You are here

Q. Which model should I choose as my next budget mic?

I’m planning to add to my (very small) mic collection. Currently I have two condenser mics: an sE Electronics SE2200A large-diaphragm [capacitor] mic and an AKG C1000S small-diaphragm mic. I mostly record vocals and acoustic guitars, but sometimes harmony vocals with groups of two or three singers. However, as my skills improve I’d like to try small folk line-ups too — I’m thinking maybe melodeons and mandolins, as well as guitars and vocals, but not all at the same time.

As I have only a very small budget (and can only record four mics at a time anyway), I’m thinking of the Oktava MK012 with changeable capsules (mostly so I have access to a small-diaphragm omni) or a budget ribbon mic such as the sE Electronics X1R or Cascade Victor.
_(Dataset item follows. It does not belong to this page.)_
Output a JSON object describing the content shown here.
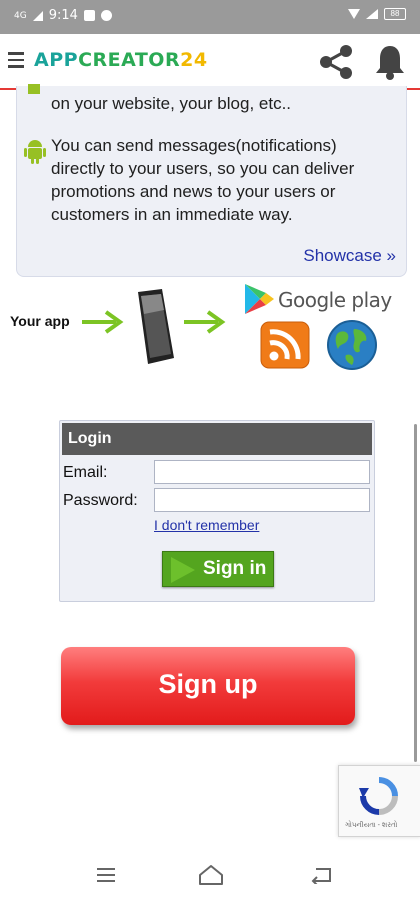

Or would a pair of small-diaphragm cardioid condensers be better, so I have a stereo array, although as I’ll probably be working with quite small groups in imperfect spaces, I wonder whether another spot mic would be more useful? The reason for thinking about omnis and/or ribbons is to get a nice guitar tone and have more colours available generally.The omnidirectional capsule for Oktava’s modestly priced MK012 pencil condenser microphone: a good candidate for acoustic guitar recording.The omnidirectional capsule for Oktava’s modestly priced MK012 pencil condenser microphone: a good candidate for acoustic guitar recording.

via email

SOS contributor Mike Senior replies: Under the circumstances, I think the designs of the mics you already have help with the decision, because you’ve been recording entirely with condensers so far. For tonal variety I’d therefore definitely go for the ribbon option, because you’ll get sounds out of that which no condenser will give you — it’s a whole different character, especially when close-miking acoustic guitar or mandolin.

Furthermore, the figure-of-eight polar pattern and cleaner off-axis response of the ribbon mic (as compared with a cardioid) would make it a good choice for recording backing vocals too, because you can easily arrange all the singers around the single mic, and the ribbon’s rounder tone will naturally help sit those voices behind the lead in the mix as well. The figure-of-eight polar pattern may also come in handy for recording singing acoustic guitarists — the mic’s null plane can usually be angled to reject the singer to an astonishing extent, which will give you much more control over the vocal sound at mixdown (because there’s less vocal spill on the guitar mic).

All that being said, if you do decide to go down the small-diaphragm omni route instead, then I can heartily recommend the Oktava MK012 omnis. Although I’ve always found the MK012 cardioid capsule a bit harsh-sounding, so would probably avoid it for acoustic guitar in folk styles, I’ve had some stunning results with the omni capsule, and I think it might suit what you’re doing extremely well. (In fact, you can hear an acoustic-guitar duo recording I did using just a pair of MK012 omnis by checking out the audio demonstration files accompanying SOS January 2016’s ‘Session Notes’ column: What’s more, if you buy the preamp bodies and the capsules separately (rather than in a set), you should find that a pair of MK012 omnis will still be well within your budget, which would enable you to record using spaced-pair stereo techniques as your confidence grows.